The Court then discussed the Consent to search element.  Consent to search is an exception to the warrant requirement. The State argued and the trial court found that the unlawful search of the telephone without a warrant was cured by the consent the Defendant signed. The Appellate court disagreed with the trial court and found that the consent was not freely and voluntarily given in these circumstances.

This is all great news for making the sure the government does not invade our privacy without their actions being reviewed and not allowing the government to violate our 4th amendment Rights.  However, it was not enough for Defendant Barajas to have his conviction overturned, as the Court found there was enough other evidence to convict him.

 

Insanity Defense for killing wife’s lover

There have been some infamous cases surrounding the insanity defense.  One of the first occurred in 1859 and involved Defendant New York Congressman and Civil War General Dan Sickles, and victim Washington D.C. District Attorney Philip Barton Key, the son of poet Francis Scott Key who wrote the Star Spangled Banner.  The temporary insanity defense worked, Defendant Sickles was found not guilty and applauded by the community at the time for protecting the women from an adulterer the likes of victim Key.  Click here to read the details of this case.

An insanity defense is admitting to the physical act of the crime, but then the defendant asserts they are not responsible for their actions due to mental health problems.  This assertion takes place at the trial to a jury.  Minnesota does not recognize an insanity defense, but instead does allow for a defense of mental illness or deficiency.  There are differences between the two forms of defense.  The burden is on the Defendant to prove the mental illness or deficiency to the jury by a preponderance of the evidence.  The actual defense, if the case goes to trial, and notice requirements are noted in Criminal Rules of Procedure 9.02, subd. 1(5).

Minnesota Rule of Criminal Procedure 20.01 and 20.02 cover acts the defendant claims are the result of mental health issues.  Rule 20.01 covers whether a person is competent to participate in the proceedings, or assist in their defense. If a person is not competent to proceed and the case is a felony or gross misdemeanor, the case is then stayed for a period of time to see if competency is restored.  If competency is restored, the case then proceeds to trial.  If competency is not restored, the government must file a motion within the time lines prescribed to extend the commitment of the Defendant pursuant to the rule.  Rule 20.01, is about whether the case can proceed.

Rule 20.02, addresses the issue of proceeding to trial on the defense of mental illness or deficiency.  This rule covers the medical examination reports and the commitment proceedings if a person is found not guilty by mental illness or deficiency.

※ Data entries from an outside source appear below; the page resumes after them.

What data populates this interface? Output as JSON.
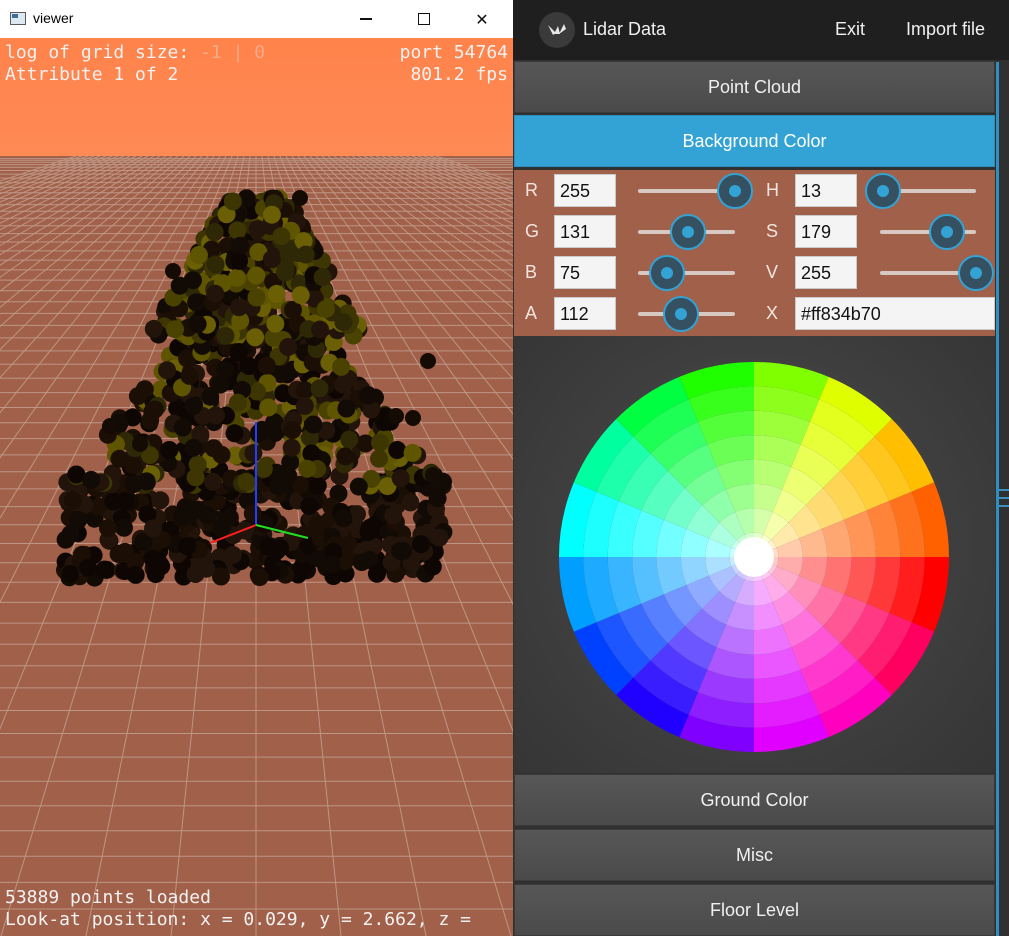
{
  "viewer": {
    "title": "viewer",
    "window_controls": {
      "minimize": "minimize-icon",
      "maximize": "maximize-icon",
      "close": "close-icon"
    },
    "hud": {
      "grid_label": "log of grid size: ",
      "grid_value": "-1 | 0",
      "port": "port 54764",
      "attribute": "Attribute 1 of 2",
      "fps": "801.2 fps",
      "points_loaded": "53889 points loaded",
      "look_at": "Look-at position: x = 0.029, y = 2.662, z ="
    },
    "colors": {
      "sky": "#ff834b",
      "ground": "#a0604a",
      "grid": "#c8a898",
      "axis_x": "#ff2020",
      "axis_y": "#20e020",
      "axis_z": "#2040ff",
      "points_dark": "#1a0e05",
      "points_light": "#5f5500"
    }
  },
  "app": {
    "title": "Lidar Data",
    "logo_icon": "kivy-logo-icon",
    "exit_label": "Exit",
    "import_label": "Import file",
    "accordion": {
      "point_cloud": "Point Cloud",
      "background_color": "Background Color",
      "ground_color": "Ground Color",
      "misc": "Misc",
      "floor_level": "Floor Level"
    },
    "picker": {
      "r_label": "R",
      "r_value": "255",
      "r_fraction": 1.0,
      "g_label": "G",
      "g_value": "131",
      "g_fraction": 0.514,
      "b_label": "B",
      "b_value": "75",
      "b_fraction": 0.294,
      "a_label": "A",
      "a_value": "112",
      "a_fraction": 0.439,
      "h_label": "H",
      "h_value": "13",
      "h_fraction": 0.036,
      "s_label": "S",
      "s_value": "179",
      "s_fraction": 0.702,
      "v_label": "V",
      "v_value": "255",
      "v_fraction": 1.0,
      "x_label": "X",
      "x_value": "#ff834b70"
    },
    "colors": {
      "accent": "#33a3d6",
      "panel": "#a0604a",
      "header": "#1f1f1f"
    }
  }
}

If you have any questions as to how mental illness is addressed in our Courts, please give me a call at 651-200-3484

 

Former wrongfully Convicted Inmate creates Foundation to help other wrongfully convicted inmates

In 2012 Jeff Deskovic was released from prison after serving 15 years for a crime he did not commit.  Mr. Deskovic reached an $8 million dollar settlement for his wrongful incarceration against the State.  Mr. Deskovic then set up a foundation to help other wrongfully convicted inmates.  Click here to read about an inmate Mr. Deskovic’s foundation assisted and caused a Federal Judge to state: “The result is that a likely innocent man has been in prison for over 23 years. He should be released with the state’s apology,” the judge wrote.